Of the 27 varieties of the Cucurbita family, five are of worldwide agricultural significance. There are hundreds of types of the three most important varieties, from small decorative pumpkins weighing 50 g to record-breaking pumpkins weighing more than 900 kg. The many names given to them during the main pumpkin season from late summer to winter are often as varied as their colours are. There are orange and red fruits, as well as green ones and blue-tinged ones and black ones. There are those with stripes, blotches and web-like patterns. Pumpkins can be round, oval, bottle shaped or even the shape of a flying saucer. In addition to smooth surfaces, pumpkins can have a serrated or a wart-like structure. A basic distinction must be drawn between edible and decorative pumpkins. Decorative pumpkins are popular primarily for their attractive appearance and the fact that they can be stored for a very long time. Their flesh is particularly high in toxic, bitter-tasting cucurbitacin, so that they are not suitable for eating.
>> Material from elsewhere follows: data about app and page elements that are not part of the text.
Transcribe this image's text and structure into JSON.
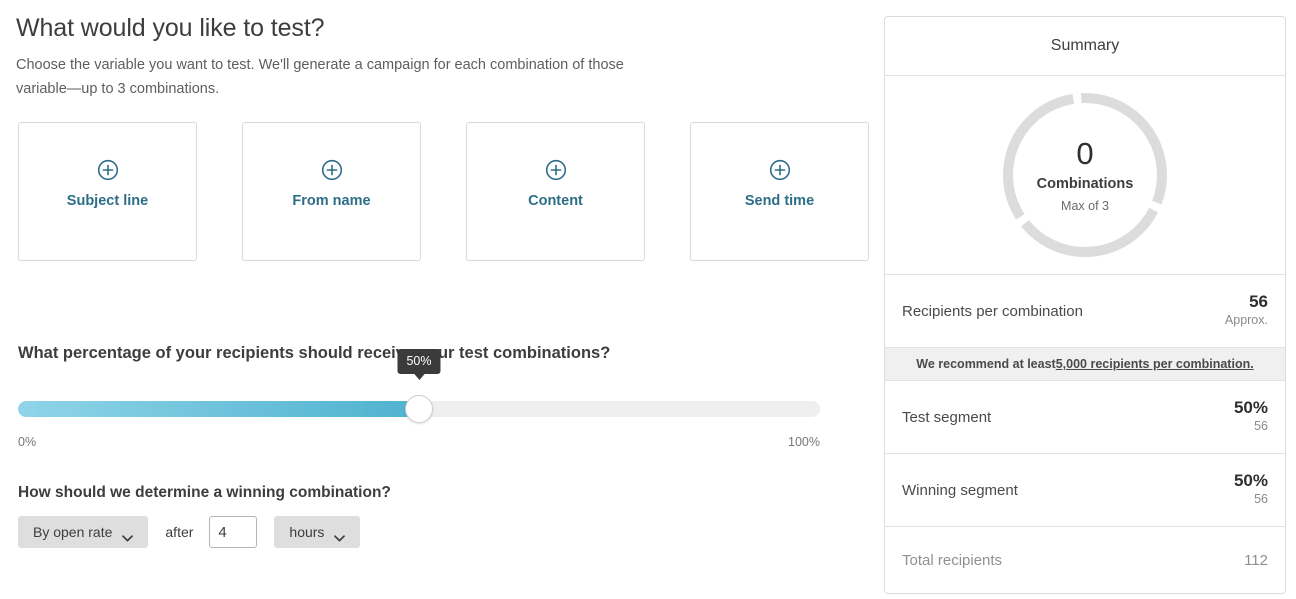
{
  "main": {
    "title": "What would you like to test?",
    "subtitle": "Choose the variable you want to test. We'll generate a campaign for each combination of those variable—up to 3 combinations.",
    "variables": [
      {
        "label": "Subject line",
        "icon": "plus-circle-icon"
      },
      {
        "label": "From name",
        "icon": "plus-circle-icon"
      },
      {
        "label": "Content",
        "icon": "plus-circle-icon"
      },
      {
        "label": "Send time",
        "icon": "plus-circle-icon"
      }
    ],
    "percentage_section": {
      "question": "What percentage of your recipients should receive your test combinations?",
      "tooltip_value": "50%",
      "slider_percent": 50,
      "min_label": "0%",
      "max_label": "100%"
    },
    "winner_section": {
      "question": "How should we determine a winning combination?",
      "metric_dropdown": "By open rate",
      "after_label": "after",
      "duration_value": "4",
      "unit_dropdown": "hours"
    }
  },
  "summary": {
    "header": "Summary",
    "donut": {
      "count": "0",
      "label": "Combinations",
      "sub": "Max of 3",
      "segments": 3,
      "filled": 0
    },
    "rows": [
      {
        "label": "Recipients per combination",
        "primary": "56",
        "secondary": "Approx."
      },
      {
        "label": "Test segment",
        "primary": "50%",
        "secondary": "56"
      },
      {
        "label": "Winning segment",
        "primary": "50%",
        "secondary": "56"
      }
    ],
    "recommendation": {
      "prefix": "We recommend at least ",
      "link": "5,000 recipients per combination."
    },
    "total": {
      "label": "Total recipients",
      "value": "112"
    }
  },
  "colors": {
    "accent_teal": "#2d6e87",
    "slider_start": "#90d4e8",
    "slider_end": "#4eb2cf",
    "tooltip_bg": "#3b3b3b",
    "ring_gray": "#dcdcdc"
  }
}
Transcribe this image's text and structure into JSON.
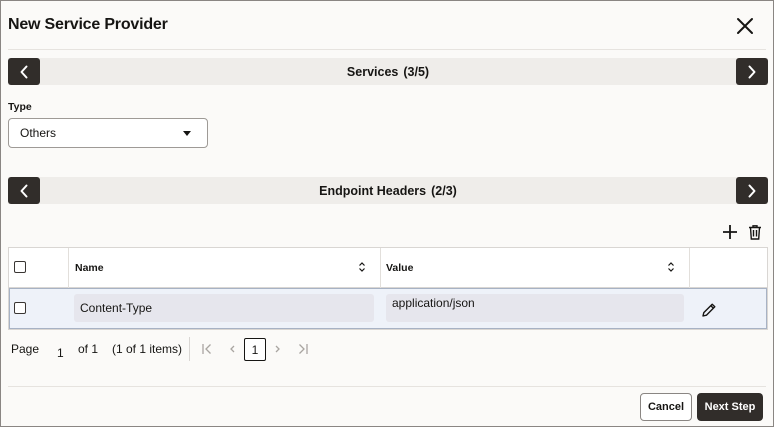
{
  "dialog": {
    "title": "New Service Provider"
  },
  "services_section": {
    "title": "Services",
    "count": "(3/5)"
  },
  "type_field": {
    "label": "Type",
    "value": "Others"
  },
  "endpoint_section": {
    "title": "Endpoint Headers",
    "count": "(2/3)"
  },
  "grid": {
    "columns": [
      "Name",
      "Value"
    ],
    "rows": [
      {
        "name": "Content-Type",
        "value": "application/json"
      }
    ]
  },
  "pagination": {
    "page_label": "Page",
    "current_page": "1",
    "of_label": "of 1",
    "items_label": "(1 of 1 items)",
    "page_number": "1"
  },
  "footer": {
    "cancel_label": "Cancel",
    "next_label": "Next Step"
  },
  "icons": {
    "close": "close-icon",
    "prev": "chevron-left-icon",
    "next": "chevron-right-icon",
    "add": "plus-icon",
    "delete": "trash-icon",
    "sort": "sort-icon",
    "edit": "pencil-icon",
    "first_page": "first-page-icon",
    "prev_page": "prev-page-icon",
    "next_page": "next-page-icon",
    "last_page": "last-page-icon"
  },
  "colors": {
    "dark_button": "#312d2a",
    "section_bar": "#efedea",
    "row_highlight": "#eef2f9"
  }
}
Culinary uses

The selection of edible pumpkins is formidable. The Japanese squash and butternut squash are particularly well known. The Japanese squash is of a manageable size and has a chestnut-like flavour. It can be stuffed – for example with onions, apples and cured pork, or with red lentils, dried fruit, ginger, chilli and a mixture of eggs and cream. The butternut squash has lots of creamy flesh and a sweetly aromatic, nutty flavour. It is well suited to soups, sauces and casseroles.

 

Source: Harald Seitz, www.aid.de